Adding to the drama, when full time sounded, another Balmain player decided to settle a personal score with a St George opponent and ‘all hell’ broke loose as St George supporters rushed onto the field to take their own form of justice on the Balmain players. 

The violence quickly escalated as the crowd invaded the ground.  Fence posts were ripped out and the pickets used as weapons. 

Tony Russell was the Saints fans’ Public Enemy Number One. 

Police were called to try and calm the scene but it was a lost cause as no matter of protection could save Russell and he was badly beaten by the crowd, and taken to hospital in an ambulance. 

Accordng to Russell in a later newspaper interview, “the crowd was so thick they nearly killed me – hitting me in the privates and ribs, and all that sort of thing.” 

Incredibly, both Russell and Carstairs ended up in the same ambulance and paramedics were forced to become physically involved when the still angry Russell, despite his injuries, lunged at Carstairs, shouting, “you started this you bastard, now I’m going to finish it”. 

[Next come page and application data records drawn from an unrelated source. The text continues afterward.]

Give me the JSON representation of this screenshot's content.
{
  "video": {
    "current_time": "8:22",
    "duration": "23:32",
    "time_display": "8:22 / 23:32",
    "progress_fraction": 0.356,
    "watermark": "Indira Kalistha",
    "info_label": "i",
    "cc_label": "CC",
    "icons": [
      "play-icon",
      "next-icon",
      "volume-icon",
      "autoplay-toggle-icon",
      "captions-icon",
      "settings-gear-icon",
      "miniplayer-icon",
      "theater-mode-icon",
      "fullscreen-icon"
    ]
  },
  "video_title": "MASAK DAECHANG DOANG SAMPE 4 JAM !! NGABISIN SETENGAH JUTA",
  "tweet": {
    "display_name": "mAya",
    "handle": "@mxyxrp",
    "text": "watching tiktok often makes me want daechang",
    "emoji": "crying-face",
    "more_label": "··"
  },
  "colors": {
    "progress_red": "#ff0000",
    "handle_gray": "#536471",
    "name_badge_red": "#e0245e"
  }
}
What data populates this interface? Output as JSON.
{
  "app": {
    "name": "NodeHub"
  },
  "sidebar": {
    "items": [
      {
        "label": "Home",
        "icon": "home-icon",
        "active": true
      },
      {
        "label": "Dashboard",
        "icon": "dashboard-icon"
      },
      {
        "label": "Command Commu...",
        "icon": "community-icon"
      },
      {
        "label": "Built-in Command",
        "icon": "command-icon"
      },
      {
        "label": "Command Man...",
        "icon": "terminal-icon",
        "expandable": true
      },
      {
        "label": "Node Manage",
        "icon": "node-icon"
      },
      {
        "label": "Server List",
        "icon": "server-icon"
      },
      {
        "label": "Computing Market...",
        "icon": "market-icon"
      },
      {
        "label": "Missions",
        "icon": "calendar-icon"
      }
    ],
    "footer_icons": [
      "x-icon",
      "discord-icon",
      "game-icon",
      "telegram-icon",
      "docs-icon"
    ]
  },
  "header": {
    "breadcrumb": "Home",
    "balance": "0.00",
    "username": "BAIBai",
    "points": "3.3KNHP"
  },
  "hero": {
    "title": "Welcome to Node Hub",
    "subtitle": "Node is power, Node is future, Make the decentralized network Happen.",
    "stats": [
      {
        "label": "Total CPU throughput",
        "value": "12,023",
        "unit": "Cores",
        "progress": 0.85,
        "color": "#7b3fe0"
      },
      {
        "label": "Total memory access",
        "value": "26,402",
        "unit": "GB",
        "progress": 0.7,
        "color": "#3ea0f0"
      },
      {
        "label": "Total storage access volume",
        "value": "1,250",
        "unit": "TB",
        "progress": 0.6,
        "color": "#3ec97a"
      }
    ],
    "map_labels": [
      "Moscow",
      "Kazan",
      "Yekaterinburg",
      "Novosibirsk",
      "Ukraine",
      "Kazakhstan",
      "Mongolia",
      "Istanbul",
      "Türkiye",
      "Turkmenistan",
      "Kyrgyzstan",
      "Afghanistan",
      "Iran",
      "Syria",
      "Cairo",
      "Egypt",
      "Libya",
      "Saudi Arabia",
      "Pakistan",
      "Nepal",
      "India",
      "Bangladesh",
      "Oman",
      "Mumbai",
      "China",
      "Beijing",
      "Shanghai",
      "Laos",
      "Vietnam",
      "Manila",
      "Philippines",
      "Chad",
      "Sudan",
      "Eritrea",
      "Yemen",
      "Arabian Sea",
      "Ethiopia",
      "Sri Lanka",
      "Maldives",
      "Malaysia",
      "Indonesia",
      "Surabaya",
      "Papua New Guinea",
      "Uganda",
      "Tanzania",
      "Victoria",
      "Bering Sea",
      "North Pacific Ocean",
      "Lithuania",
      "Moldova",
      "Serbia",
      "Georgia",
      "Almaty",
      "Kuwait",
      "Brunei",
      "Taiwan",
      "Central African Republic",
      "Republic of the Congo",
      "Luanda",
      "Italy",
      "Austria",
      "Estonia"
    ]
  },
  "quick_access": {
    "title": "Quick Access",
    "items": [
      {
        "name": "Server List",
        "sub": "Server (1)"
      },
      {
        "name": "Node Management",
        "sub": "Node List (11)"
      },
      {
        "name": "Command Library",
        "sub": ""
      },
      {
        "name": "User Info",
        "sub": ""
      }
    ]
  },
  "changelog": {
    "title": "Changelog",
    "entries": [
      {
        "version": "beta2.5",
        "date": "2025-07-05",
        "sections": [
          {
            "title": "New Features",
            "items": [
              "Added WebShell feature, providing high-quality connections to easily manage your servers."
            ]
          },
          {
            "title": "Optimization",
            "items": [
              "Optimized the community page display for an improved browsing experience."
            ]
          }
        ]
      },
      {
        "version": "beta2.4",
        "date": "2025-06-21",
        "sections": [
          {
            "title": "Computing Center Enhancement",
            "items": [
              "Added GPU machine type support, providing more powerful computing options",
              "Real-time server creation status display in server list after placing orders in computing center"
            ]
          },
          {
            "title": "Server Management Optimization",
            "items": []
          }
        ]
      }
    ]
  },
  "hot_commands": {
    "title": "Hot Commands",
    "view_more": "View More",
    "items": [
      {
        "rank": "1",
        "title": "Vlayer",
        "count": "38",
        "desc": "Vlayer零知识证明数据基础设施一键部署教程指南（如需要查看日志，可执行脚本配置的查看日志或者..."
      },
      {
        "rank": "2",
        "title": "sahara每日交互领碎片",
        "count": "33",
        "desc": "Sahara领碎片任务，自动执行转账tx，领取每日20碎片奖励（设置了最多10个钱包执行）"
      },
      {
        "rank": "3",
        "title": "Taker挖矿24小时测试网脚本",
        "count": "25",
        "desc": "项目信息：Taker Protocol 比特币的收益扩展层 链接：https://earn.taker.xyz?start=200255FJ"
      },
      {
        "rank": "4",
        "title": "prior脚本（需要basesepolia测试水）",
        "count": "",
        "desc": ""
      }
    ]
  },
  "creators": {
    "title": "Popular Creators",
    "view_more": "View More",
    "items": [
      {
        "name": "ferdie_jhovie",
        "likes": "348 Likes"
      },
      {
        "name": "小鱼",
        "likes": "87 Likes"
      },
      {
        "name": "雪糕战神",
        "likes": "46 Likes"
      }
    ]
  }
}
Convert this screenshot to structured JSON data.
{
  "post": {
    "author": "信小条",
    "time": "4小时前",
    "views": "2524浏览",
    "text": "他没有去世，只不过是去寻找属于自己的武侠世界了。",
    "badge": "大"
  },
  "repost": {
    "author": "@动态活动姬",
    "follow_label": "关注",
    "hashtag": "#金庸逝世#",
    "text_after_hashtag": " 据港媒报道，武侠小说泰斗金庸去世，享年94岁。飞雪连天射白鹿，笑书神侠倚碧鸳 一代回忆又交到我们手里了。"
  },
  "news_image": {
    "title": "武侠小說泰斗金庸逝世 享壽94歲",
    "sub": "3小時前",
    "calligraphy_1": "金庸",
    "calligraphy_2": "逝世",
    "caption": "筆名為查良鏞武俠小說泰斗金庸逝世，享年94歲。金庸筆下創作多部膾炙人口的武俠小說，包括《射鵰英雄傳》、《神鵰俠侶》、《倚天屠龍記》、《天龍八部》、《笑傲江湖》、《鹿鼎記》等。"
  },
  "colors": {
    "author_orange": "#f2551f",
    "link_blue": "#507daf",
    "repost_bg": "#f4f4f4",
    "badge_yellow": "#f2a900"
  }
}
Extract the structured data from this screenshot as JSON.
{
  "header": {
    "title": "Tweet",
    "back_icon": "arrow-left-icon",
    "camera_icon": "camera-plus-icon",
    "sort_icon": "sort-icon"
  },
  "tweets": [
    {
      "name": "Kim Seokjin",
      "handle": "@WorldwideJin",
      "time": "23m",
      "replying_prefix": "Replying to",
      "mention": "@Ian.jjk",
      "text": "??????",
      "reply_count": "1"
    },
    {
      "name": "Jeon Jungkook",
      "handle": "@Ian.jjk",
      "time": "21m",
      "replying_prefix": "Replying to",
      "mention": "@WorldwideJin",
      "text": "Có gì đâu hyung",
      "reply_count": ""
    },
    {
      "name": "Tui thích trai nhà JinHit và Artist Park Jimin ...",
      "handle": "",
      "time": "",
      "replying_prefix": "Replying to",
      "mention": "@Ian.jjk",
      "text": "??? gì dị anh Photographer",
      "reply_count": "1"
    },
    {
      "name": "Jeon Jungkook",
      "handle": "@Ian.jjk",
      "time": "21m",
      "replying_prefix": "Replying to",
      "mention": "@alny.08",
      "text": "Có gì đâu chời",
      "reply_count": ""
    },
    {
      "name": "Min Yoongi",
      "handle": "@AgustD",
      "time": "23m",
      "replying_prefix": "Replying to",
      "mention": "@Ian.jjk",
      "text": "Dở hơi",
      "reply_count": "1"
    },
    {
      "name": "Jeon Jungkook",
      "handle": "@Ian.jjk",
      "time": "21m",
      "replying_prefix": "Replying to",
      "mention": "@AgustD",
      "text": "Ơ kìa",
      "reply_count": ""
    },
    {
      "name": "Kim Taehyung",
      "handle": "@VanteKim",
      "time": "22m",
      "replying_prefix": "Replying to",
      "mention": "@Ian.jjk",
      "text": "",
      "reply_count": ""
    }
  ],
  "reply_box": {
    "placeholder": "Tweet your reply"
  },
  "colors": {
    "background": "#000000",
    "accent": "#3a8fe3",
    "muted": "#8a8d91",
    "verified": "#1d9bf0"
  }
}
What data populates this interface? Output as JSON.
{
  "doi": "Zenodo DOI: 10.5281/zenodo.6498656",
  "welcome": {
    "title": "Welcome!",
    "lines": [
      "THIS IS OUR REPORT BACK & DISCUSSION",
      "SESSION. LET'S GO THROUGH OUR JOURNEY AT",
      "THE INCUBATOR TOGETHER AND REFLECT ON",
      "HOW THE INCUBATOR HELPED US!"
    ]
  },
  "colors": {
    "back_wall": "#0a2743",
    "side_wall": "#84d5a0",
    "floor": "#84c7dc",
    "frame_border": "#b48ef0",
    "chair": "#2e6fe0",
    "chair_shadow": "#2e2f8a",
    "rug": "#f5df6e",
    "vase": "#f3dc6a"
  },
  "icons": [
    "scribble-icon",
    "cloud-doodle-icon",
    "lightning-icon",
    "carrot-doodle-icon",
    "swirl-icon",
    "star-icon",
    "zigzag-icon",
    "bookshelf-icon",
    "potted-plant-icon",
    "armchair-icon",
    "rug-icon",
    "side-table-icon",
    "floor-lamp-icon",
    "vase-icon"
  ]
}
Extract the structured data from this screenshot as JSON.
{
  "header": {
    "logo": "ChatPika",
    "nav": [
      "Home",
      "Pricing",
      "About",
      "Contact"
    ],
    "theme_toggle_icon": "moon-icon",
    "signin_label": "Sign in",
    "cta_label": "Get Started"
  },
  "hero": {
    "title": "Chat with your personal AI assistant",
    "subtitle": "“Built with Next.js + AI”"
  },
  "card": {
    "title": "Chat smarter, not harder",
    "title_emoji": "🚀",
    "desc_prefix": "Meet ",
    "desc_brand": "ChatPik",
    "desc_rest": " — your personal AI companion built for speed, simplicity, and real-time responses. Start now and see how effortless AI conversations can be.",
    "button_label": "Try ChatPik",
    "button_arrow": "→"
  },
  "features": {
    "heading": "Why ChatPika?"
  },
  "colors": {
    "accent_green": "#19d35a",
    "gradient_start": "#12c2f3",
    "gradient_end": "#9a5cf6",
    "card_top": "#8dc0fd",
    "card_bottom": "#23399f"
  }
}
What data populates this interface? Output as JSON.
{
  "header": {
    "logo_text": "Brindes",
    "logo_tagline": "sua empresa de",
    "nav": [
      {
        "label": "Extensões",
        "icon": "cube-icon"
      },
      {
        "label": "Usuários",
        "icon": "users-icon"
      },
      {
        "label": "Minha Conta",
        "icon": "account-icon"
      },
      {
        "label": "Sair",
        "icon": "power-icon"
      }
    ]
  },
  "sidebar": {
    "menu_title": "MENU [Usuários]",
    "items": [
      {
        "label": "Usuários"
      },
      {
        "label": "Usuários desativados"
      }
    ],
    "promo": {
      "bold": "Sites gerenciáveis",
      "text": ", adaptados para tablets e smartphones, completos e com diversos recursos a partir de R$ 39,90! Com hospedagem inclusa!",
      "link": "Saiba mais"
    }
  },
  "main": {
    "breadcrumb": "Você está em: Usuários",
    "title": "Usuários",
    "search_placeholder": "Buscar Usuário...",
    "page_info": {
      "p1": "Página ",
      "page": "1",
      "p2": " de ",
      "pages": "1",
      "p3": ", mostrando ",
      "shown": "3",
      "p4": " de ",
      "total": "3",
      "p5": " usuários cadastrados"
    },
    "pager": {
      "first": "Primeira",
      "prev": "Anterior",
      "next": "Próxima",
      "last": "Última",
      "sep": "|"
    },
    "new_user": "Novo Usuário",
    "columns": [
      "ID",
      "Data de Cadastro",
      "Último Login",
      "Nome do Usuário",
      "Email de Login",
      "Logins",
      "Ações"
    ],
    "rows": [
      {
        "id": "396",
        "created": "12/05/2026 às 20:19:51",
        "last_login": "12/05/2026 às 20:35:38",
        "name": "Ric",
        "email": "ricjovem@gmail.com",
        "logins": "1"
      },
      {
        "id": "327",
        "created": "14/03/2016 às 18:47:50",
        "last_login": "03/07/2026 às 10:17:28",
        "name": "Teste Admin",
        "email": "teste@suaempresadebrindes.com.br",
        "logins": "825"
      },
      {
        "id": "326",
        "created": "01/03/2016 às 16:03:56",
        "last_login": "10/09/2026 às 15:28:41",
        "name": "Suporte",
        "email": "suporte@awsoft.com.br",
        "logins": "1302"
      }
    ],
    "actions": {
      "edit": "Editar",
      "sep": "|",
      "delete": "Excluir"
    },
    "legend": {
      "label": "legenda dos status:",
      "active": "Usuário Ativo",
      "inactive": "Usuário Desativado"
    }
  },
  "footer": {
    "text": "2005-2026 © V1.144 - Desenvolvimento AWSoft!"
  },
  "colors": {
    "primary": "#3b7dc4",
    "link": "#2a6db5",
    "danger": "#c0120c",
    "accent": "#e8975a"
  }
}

Russell spent three weeks in hospital and had 15 head x-rays before he was able to return to Balmain, where he was declared a hero by supporters.  Balmain selectors, however, had different ideas and declared him ‘temperamentally unfit’. 

Tony was a marked man and only played a few more first grade games. 

He later went to the ‘bush’ and had success playing and coaching in three country towns.  One of his appointments was quite amusing as it involved an old adversary. 

He later recalled in a newspaper interview, I asked the committee if I could meet the previous year’s coach but was told he had left on the last train the night before when he heard I was appointed.’ 

“When I asked who it was, I was told, George Carstairs.” 

After his playing and coaching rugby league career was finished, Tony returned to Balmain where he still managed to find trouble.  He threw two Communist organisers into the harbour at Balmain and was accused of ‘flattening’ six men in a Balmain pub. 

Considering his rugby league ‘antics’ and the other incidents, it’s not surprising that Russell’s 1949 World Championship victory was controversial and begged the question after the second race, ‘Was it sabotage?’ 

Top Weight II (Bish Bolton) won the first race by 10s from Russell’s Marjorie Too, with Top Dog III (Joe Pearce) in third place.  New Zealand’s Takiri (Vic Speight) had been in fourth place until she broke her spinnaker pole on the last leg and dropped back to finish seventh. 

Takiri had protested Top Weight II for a breach of the port-and-starboard rule, but the protest was dismissed.  Adding to the New Zealanders’ disgust, no protest was entered by Top Weight II against Marjorie Too after being fouled. 

More controversy surrounded the second race, which Marjorie Too won from Crows Nest (George Pearce) and Top Dog III.  Takiri finished in fourth place. 

Takiri led for much of the race but was dogged by continual spinnaker trouble.  Her halyard parted and she was unable to carry her big spinnaker which fell into the water.  By the time the crew recovered they had lost the lead, but hung on to finish fourth by using their small spinnaker. 

After the race, Takiri’s crew claimed that their brand-new halyard had been deliberately cut ‘as if it had been cut with a knife’. 

James Giltinan ridiculed the sabotage claims while the volatile Tony Russell immediately offered to match race Takiri for a 100 pounds wager. 

It took the NZ team manager Vern Young to smooth over the situation when he blamed the sharp edges of their new stainless steel halyard blocks. 

Despite the explanation, a popular conception remained that it was a bookmaker-influenced act of sabotage. 

In the third (final) race, after a tremendous battle with Marjorie Too, Takiri defeated Marjorie Too by 26s, but Tony Russell and Marjorie Too became the 1949 world champions. 

Tony Russell’s son, Barry was also a talented 18 footer sailor who won the Australian Championship in 1960-61 with Vic Robinson, in a skiff named The Fox, and was a member of Australia’s 1962 America’s Cup challenger, Gretel I. 

Both rugby league and 18 footer racing have come a long way over the past 70-90 years. 

Credits: Robin Elliott, Galloping Ghosts; John Steamer Stanley OAM 


Frank Quealey
Australian 18 Footers League Ltd.